TASK TO CARRY OUT:
If a line in the entries includes "contact", show that line.

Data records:
-*-

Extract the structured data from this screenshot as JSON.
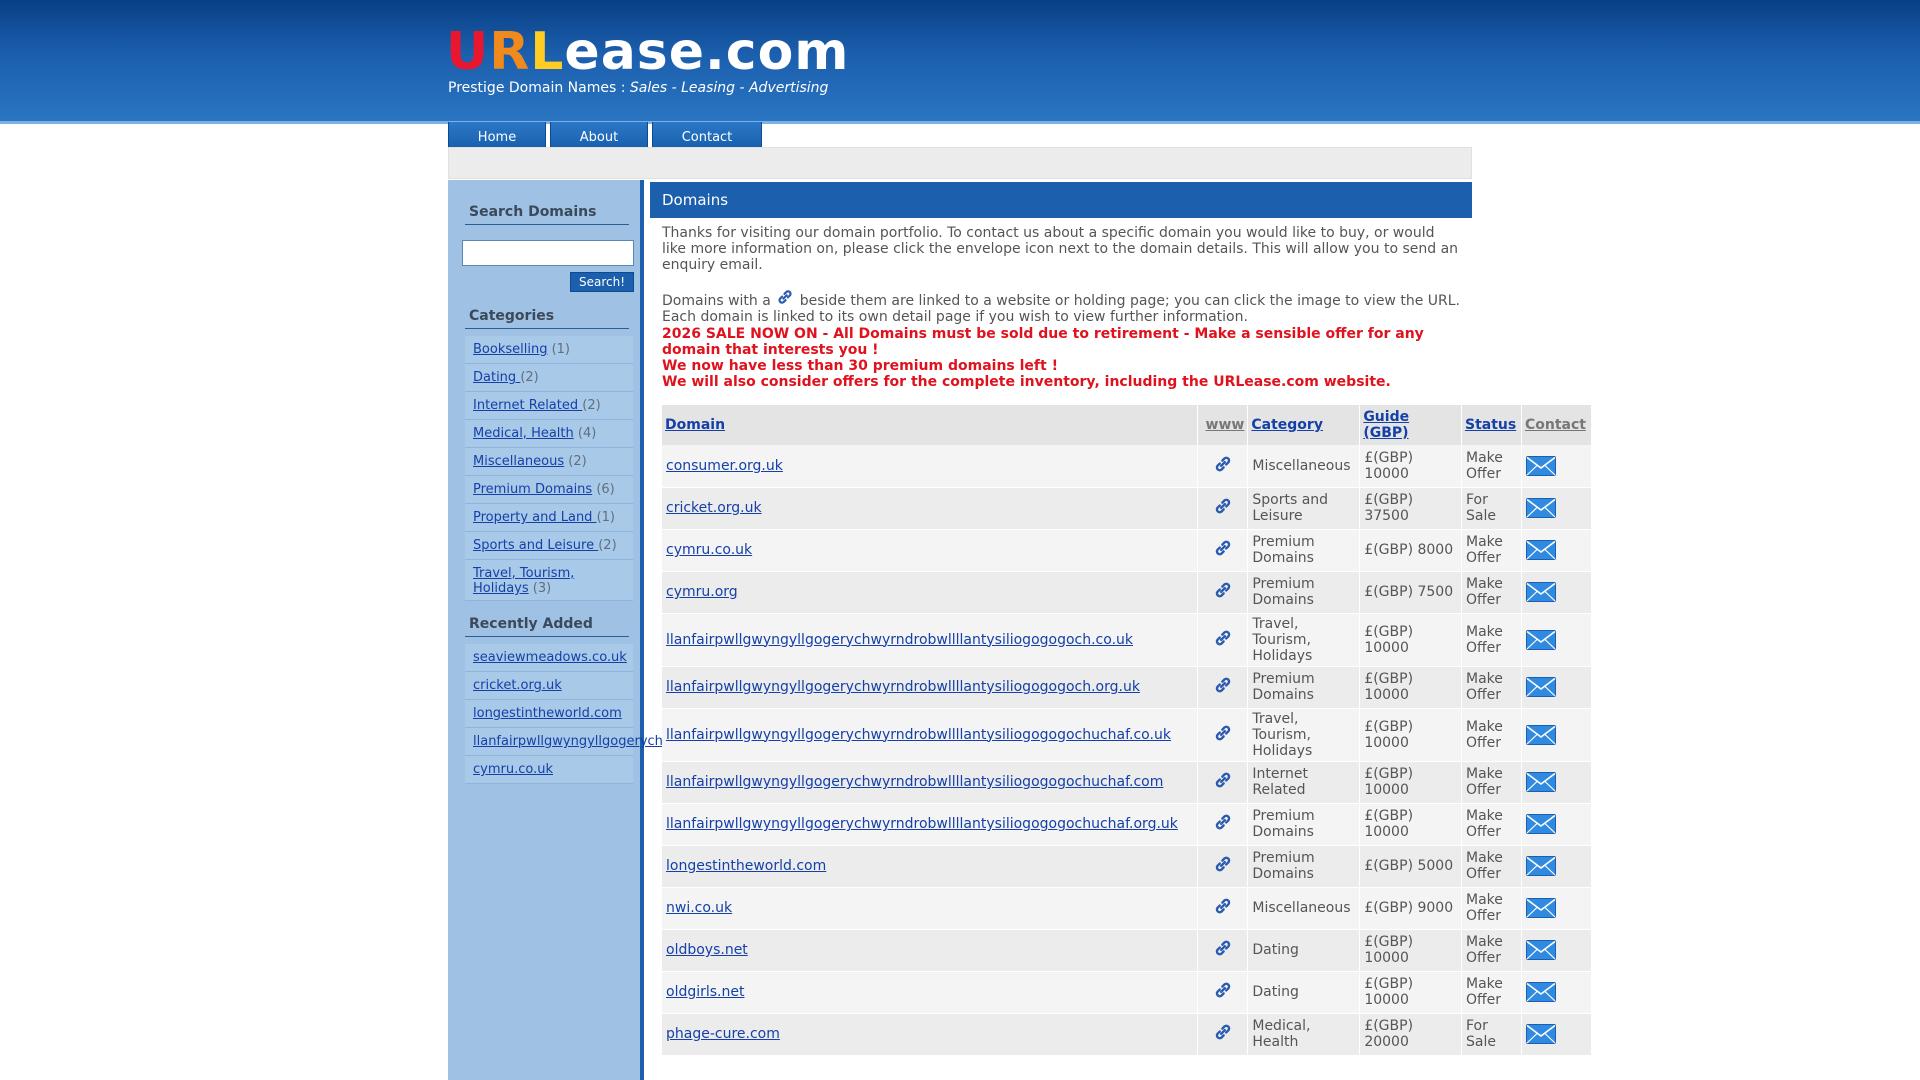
{
  "header": {
    "logo_u": "U",
    "logo_r": "R",
    "logo_l": "L",
    "logo_rest": "ease.com",
    "tagline_prefix": "Prestige Domain Names : ",
    "tagline_em": "Sales - Leasing - Advertising"
  },
  "nav": {
    "home": "Home",
    "about": "About",
    "contact": "Contact"
  },
  "sidebar": {
    "search_title": "Search Domains",
    "search_button": "Search!",
    "categories_title": "Categories",
    "categories": [
      {
        "label": "Bookselling",
        "count": "(1)"
      },
      {
        "label": "Dating ",
        "count": "(2)"
      },
      {
        "label": "Internet Related ",
        "count": "(2)"
      },
      {
        "label": "Medical, Health",
        "count": "(4)"
      },
      {
        "label": "Miscellaneous",
        "count": "(2)"
      },
      {
        "label": "Premium Domains",
        "count": "(6)"
      },
      {
        "label": "Property and Land ",
        "count": "(1)"
      },
      {
        "label": "Sports and Leisure ",
        "count": "(2)"
      },
      {
        "label": "Travel, Tourism, Holidays",
        "count": "(3)"
      }
    ],
    "recent_title": "Recently Added",
    "recent": [
      "seaviewmeadows.co.uk",
      "cricket.org.uk",
      "longestintheworld.com",
      "llanfairpwllgwyngyllgogerych...",
      "cymru.co.uk"
    ]
  },
  "main": {
    "title": "Domains",
    "intro1": "Thanks for visiting our domain portfolio. To contact us about a specific domain you would like to buy, or would like more information on, please click the envelope icon next to the domain details. This will allow you to send an enquiry email.",
    "intro2_pre": "Domains with a ",
    "intro2_post": " beside them are linked to a website or holding page; you can click the image to view the URL. Each domain is linked to its own detail page if you wish to view further information.",
    "sale1": "2026 SALE NOW ON - All Domains must be sold due to retirement - Make a sensible offer for any domain that interests you !",
    "sale2": "We now have less than 30 premium domains left !",
    "sale3": "We will also consider offers for the complete inventory, including the URLease.com website."
  },
  "table": {
    "headers": {
      "domain": "Domain",
      "www": "www",
      "category": "Category",
      "guide": "Guide (GBP)",
      "status": "Status",
      "contact": "Contact"
    },
    "rows": [
      {
        "domain": "consumer.org.uk",
        "category": "Miscellaneous",
        "guide": "£(GBP) 10000",
        "status": "Make Offer"
      },
      {
        "domain": "cricket.org.uk",
        "category": "Sports and Leisure",
        "guide": "£(GBP) 37500",
        "status": "For Sale"
      },
      {
        "domain": "cymru.co.uk",
        "category": "Premium Domains",
        "guide": "£(GBP) 8000",
        "status": "Make Offer"
      },
      {
        "domain": "cymru.org",
        "category": "Premium Domains",
        "guide": "£(GBP) 7500",
        "status": "Make Offer"
      },
      {
        "domain": "llanfairpwllgwyngyllgogerychwyrndrobwllllantysiliogogogoch.co.uk",
        "category": "Travel, Tourism, Holidays",
        "guide": "£(GBP) 10000",
        "status": "Make Offer"
      },
      {
        "domain": "llanfairpwllgwyngyllgogerychwyrndrobwllllantysiliogogogoch.org.uk",
        "category": "Premium Domains",
        "guide": "£(GBP) 10000",
        "status": "Make Offer"
      },
      {
        "domain": "llanfairpwllgwyngyllgogerychwyrndrobwllllantysiliogogogochuchaf.co.uk",
        "category": "Travel, Tourism, Holidays",
        "guide": "£(GBP) 10000",
        "status": "Make Offer"
      },
      {
        "domain": "llanfairpwllgwyngyllgogerychwyrndrobwllllantysiliogogogochuchaf.com",
        "category": "Internet Related",
        "guide": "£(GBP) 10000",
        "status": "Make Offer"
      },
      {
        "domain": "llanfairpwllgwyngyllgogerychwyrndrobwllllantysiliogogogochuchaf.org.uk",
        "category": "Premium Domains",
        "guide": "£(GBP) 10000",
        "status": "Make Offer"
      },
      {
        "domain": "longestintheworld.com",
        "category": "Premium Domains",
        "guide": "£(GBP) 5000",
        "status": "Make Offer"
      },
      {
        "domain": "nwi.co.uk",
        "category": "Miscellaneous",
        "guide": "£(GBP) 9000",
        "status": "Make Offer"
      },
      {
        "domain": "oldboys.net",
        "category": "Dating",
        "guide": "£(GBP) 10000",
        "status": "Make Offer"
      },
      {
        "domain": "oldgirls.net",
        "category": "Dating",
        "guide": "£(GBP) 10000",
        "status": "Make Offer"
      },
      {
        "domain": "phage-cure.com",
        "category": "Medical, Health",
        "guide": "£(GBP) 20000",
        "status": "For Sale"
      }
    ]
  },
  "colors": {
    "header_blue": "#1b5fad",
    "sidebar_blue": "#9ec1e4",
    "sale_red": "#e0121d",
    "link_blue": "#1540a8"
  },
  "icons": {
    "www": "chain-link-icon",
    "contact": "envelope-icon"
  }
}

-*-

TASK RESPONSE:
    "contact": "Contact"
    "intro1": "Thanks for visiting our domain portfolio. To contact us about a specific domain you would like to buy, or would like more information on, please click the envelope icon next to the domain details. This will allow you to send an enquiry email.",
      "contact": "Contact"
    "contact": "envelope-icon"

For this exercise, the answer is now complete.